Talking of Argyll, your latest exhibition is at the Tighnabruaich Gallery. Tell us more?
My exhibition this summer — ‘Undertow’ — is at the Tighnabruaich Gallery from 24 July until 12 September. There are 21 paintings, mostly on canvas, plus a display of my sketchbooks and studies. The body of work explores what pulls me to this area of the west coast and how my priorities, in terms of place, have shifted since my first show here in 2018. The paintings explore the peaceful and gentle relationships to reassuring landscapes and to welcoming communities.
Your studio is in Paisley. Can you share more about the town and what we should see there?
Paisley has a rich history in textiles and weaving. Most people will be familiar with the Paisley pattern, which really changed the fortunes of the town. My studio is actually located in one of the former thread mills, a large airy building with bags of character — perfect for creatives!
The town’s been going through a period of regeneration and in recent years made it to the final of UK City of Culture. There’s the stunning abbey, which dates back to 1163, the Coats Observatory, and famous museum and gallery. I like to explore the edges of the town with long walks in the Gleniffer Braes country park — there are breathtaking views across the Clyde Valley to the mountains of the Trossachs.
Where do you think your art might take you next?
I have no idea!

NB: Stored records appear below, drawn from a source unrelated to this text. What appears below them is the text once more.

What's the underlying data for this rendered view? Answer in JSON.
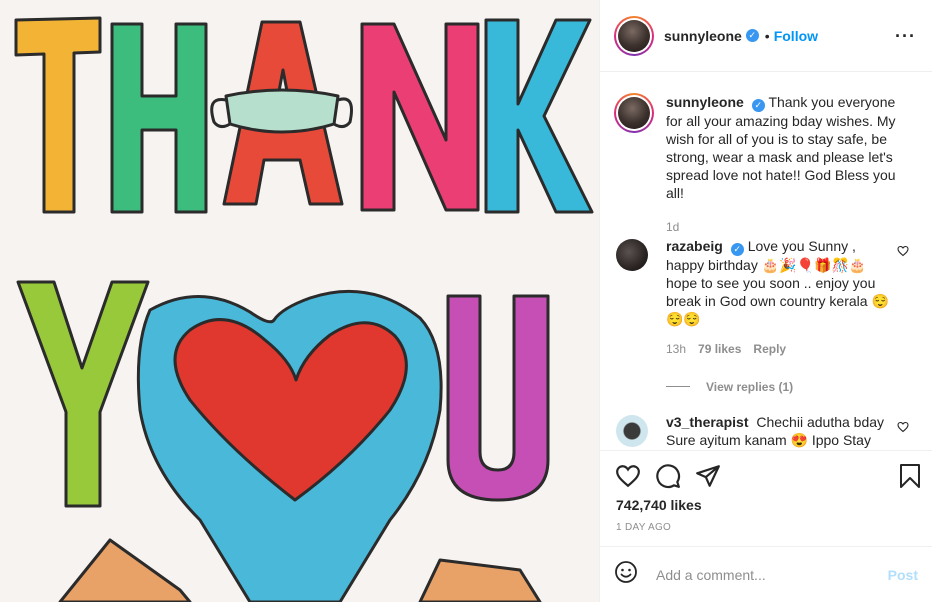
{
  "image": {
    "alt_word_1": "THANK",
    "alt_word_2": "YOU"
  },
  "header": {
    "username": "sunnyleone",
    "separator": "•",
    "follow_label": "Follow",
    "more_icon": "more-horizontal-icon"
  },
  "caption": {
    "username": "sunnyleone",
    "text": "Thank you everyone for all your amazing bday wishes. My wish for all of you is to stay safe, be strong, wear a mask and please let's spread love not hate!! God Bless you all!",
    "time": "1d"
  },
  "comments": [
    {
      "username": "razabeig",
      "verified": true,
      "text": "Love you Sunny , happy birthday 🎂🎉🎈🎁🎊🎂 hope to see you soon .. enjoy you break in God own country kerala 😌😌😌",
      "time": "13h",
      "likes": "79 likes",
      "reply_label": "Reply",
      "view_replies": "View replies (1)"
    },
    {
      "username": "v3_therapist",
      "verified": false,
      "text": "Chechii adutha bday Sure ayitum kanam 😍 Ippo Stay"
    }
  ],
  "actions": {
    "like_icon": "heart-icon",
    "comment_icon": "comment-icon",
    "share_icon": "share-icon",
    "save_icon": "bookmark-icon"
  },
  "likes_count": "742,740 likes",
  "posted_ago": "1 DAY AGO",
  "add_comment": {
    "placeholder": "Add a comment...",
    "post_label": "Post",
    "emoji_icon": "smiley-icon"
  },
  "colors": {
    "accent": "#0095f6",
    "verified": "#3897f0",
    "muted": "#8e8e8e"
  }
}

I think that’s the best way though — if you plan too rigidly there’s no room for spontaneity and experimentation. Just now I’m enjoying the process of painting and playing with different materials. I need to consciously give myself space to explore, like last year when I did a kind of residency in my own studio. I also usually have two books on the go, some of which have really opened my mind in terms of landscape and place. Anything with Kathleen Jamie’s name on it is a must. Also The Living Mountain by Nan Shepherd and The Outrun by Amy Liptrot.
Can you pick out 4 or 5 things in your studio you can’t live without?

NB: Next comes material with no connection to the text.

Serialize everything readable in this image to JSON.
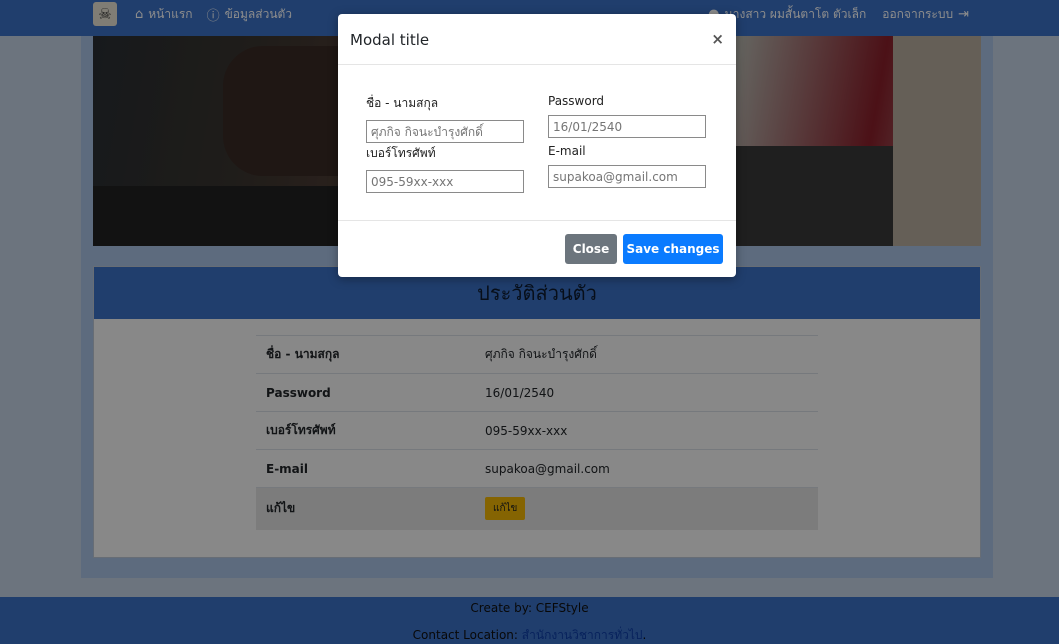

1. My electric staple gun. I stretch all my own canvas, so this is essential!
2. A pair of Bluetooth headphones, so I can play my music super loud while I work.
3. A catalyst wedge tool for scraping paint around.
4. Glass jars, because I literally use them for everything.
WHERE CAN WE FIND OUT MORE?
JANE HUNTER, VISUAL ARTIST
Thank you very much Jane, where can we find out more about you?
My exhibition ‘Undertow’ is at the Tighnabruaich Gallery until 12 September.
You can follow me on Instagram or visit my website.